<<Marxism... Is it a political commitment, an ethical affiliation, a methodological relation, all of them but to what extent? >>
I am coming more and more to the view that the most important issue for Marxism is Ethics. I think theory of knowledge is vital, but it is not knowledge which is really revolutionary. Marx took the development of the bourgeoisie's theory of knowledge to a new height, but it was not in that that lay his revolutionary essence. If we remain at the level of Marx's theory of knowledge (materialism, dialectics, critique of political economy, etc.) we do no more than take bourgeois science forward, even if to a point they can't take it themselves! To go beyond is to be able to live differently, and that it not just a uestion of the nature of knowledge and its limits.
<<discourse. Here I am primarily using it in the Foucauldian sense, discourses creating their own regimes of truth, ...>>
In Ilyenkov's 5th essay <http://home.mira.net/~andy/essay5.htm> he points out what Hegel had done with the subject matter of logic:
"when Hegel formulated a programme for the critical transformation of logic as a science, he posed the task of bringing it ... into correspondence with its real object, i.e. with real thought, with its real universal forms and laws.
"The last-named do not exist in thought simply or even so much as schemas and rules of conscious thinking, but rather as universal schemas of objective thinking that are realised not so much as a subjective psychic act as the productive process that created science, technique and morality. "
I see this as a key to what made Hegel's Logic so powerful.
Now, in the late 19th century, before the rise of "structuralism", we had natural scientists insisting on "sensations" as the subject matter of their science and rejecting concepts indicating something "beyond sensation" and this was what was behind Lenin's famous 1908 polemic. Natural science overcame this one-sidedness and science progressed courtesy of all sorts of so-called metaphysical concepts, though much more self-critically than before.
It seems to me that in "post-strucuralism" we have a kind of "return to the old at a higher level" (if you'll excuse the term!). The writers (especially now the historians and social people) dissolve the structures deemed to be "beyond" the text and want to make the subject matter of their science(s) just the text.
This is probably an exaggeration of anything most of them would actually say. Nevertheless, the constant talk of "text" and "discourse" seems to carry with it the same rejection of what Hegel would have called "real thought" and what Marx may have called "the totality of social relations" or "practical activity".
I have to say I think that Foucault has something.
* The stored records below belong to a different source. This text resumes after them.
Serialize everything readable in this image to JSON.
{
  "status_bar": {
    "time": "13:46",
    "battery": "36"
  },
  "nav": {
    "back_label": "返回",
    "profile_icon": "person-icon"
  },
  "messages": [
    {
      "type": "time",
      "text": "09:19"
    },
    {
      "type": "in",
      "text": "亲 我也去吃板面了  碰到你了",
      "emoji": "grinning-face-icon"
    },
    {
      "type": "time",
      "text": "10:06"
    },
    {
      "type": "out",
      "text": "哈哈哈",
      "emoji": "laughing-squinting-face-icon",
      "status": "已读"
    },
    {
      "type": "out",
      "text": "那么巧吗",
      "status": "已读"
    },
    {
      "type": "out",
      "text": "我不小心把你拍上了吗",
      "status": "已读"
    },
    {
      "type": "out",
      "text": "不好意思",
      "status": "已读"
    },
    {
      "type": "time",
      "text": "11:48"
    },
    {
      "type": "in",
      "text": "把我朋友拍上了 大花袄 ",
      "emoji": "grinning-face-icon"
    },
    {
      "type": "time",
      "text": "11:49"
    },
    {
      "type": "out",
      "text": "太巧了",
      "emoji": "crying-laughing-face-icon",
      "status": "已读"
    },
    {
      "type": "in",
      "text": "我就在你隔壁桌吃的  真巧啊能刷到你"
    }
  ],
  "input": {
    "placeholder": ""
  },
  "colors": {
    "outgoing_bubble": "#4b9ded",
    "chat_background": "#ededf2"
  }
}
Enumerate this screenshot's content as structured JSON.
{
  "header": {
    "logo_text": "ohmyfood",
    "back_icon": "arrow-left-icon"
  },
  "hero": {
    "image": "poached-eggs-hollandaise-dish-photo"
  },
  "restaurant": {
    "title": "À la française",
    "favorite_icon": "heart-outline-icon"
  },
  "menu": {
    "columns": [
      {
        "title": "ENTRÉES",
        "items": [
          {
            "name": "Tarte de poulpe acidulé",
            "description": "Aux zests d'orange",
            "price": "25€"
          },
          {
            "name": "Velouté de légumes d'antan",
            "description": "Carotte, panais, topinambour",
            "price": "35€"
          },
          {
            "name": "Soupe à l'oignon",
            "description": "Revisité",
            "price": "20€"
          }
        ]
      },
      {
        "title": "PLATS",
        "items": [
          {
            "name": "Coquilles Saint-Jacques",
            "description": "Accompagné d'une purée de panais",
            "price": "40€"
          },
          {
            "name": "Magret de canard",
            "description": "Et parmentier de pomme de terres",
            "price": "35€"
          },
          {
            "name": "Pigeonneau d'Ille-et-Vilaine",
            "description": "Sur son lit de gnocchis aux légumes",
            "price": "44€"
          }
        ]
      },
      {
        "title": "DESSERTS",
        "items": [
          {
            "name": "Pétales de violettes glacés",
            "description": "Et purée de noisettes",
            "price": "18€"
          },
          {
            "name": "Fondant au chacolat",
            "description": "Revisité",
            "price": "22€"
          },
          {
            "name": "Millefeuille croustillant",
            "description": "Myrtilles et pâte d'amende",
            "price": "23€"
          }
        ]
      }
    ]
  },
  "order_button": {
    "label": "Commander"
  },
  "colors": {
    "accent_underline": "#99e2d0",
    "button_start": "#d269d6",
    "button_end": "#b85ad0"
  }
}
He is FORCING us to be more precise. But if power rests on nothing but "discourse" and "text" we are in deep shit.